Some students are going to be better leaders than others, which is the whole point of the school.  This rotating, graded leadership method eventually built up a pretty tight cohesive bond within your squad and platoon (or destroyed it altogether, depending on how well you all worked together!).  The good leaders also had to be good followers when they weren’t assigned a leadership position, and it was all about helping each other out regardless of whether or not you were being graded.  If you slacked off during someone else’s graded opportunity and caused the mission to fail, that person remembered you when it was your turn to be graded.  It’s all about cohesiveness and working together.  If you only cared about yourself, you found yourself in a position where you couldn’t count on anyone to have your back, and no mission is successful by yourself.

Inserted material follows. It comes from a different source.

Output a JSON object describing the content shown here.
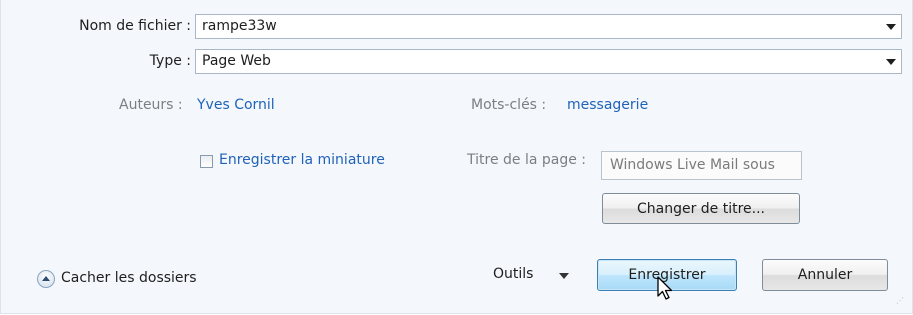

What I noticed after a few years of owning CrossFit Dubuque is that there is a very similar phenomenon here.  There are doctors, lawyers, students, teachers, laborers, etc. all training together as members of the same community.  Everyone is treated with respect fairly and nobody is above the constructive criticism that comes with being coached.  In fact, being coachable is absolutely imperative in order to succeed at CFD as well as in Ranger School, and not allowing yourself to be coached is literally the only limiting factor that will inhibit your development as an athlete.  There is no such thing as ‘hiding behind your rank’ within the walls of CFD, and I wouldn’t have it any other way.  This concept absolutely applies to me as well—I think there is something to be learned from just about everyone, and it is this attitude that has built such a strong community here.

I always look forward to meeting new people come through the doors and try out what we have to offer here at CFD.  Thanks to all of you who have had a part in CFD growing to what it is and continuing to support our training together.  Here’s to many more years of being vulnerable both as a coach as well as an athlete, learning from our successes as well as our failures, and always being hungry!

RLTW <1>

—Coach Phil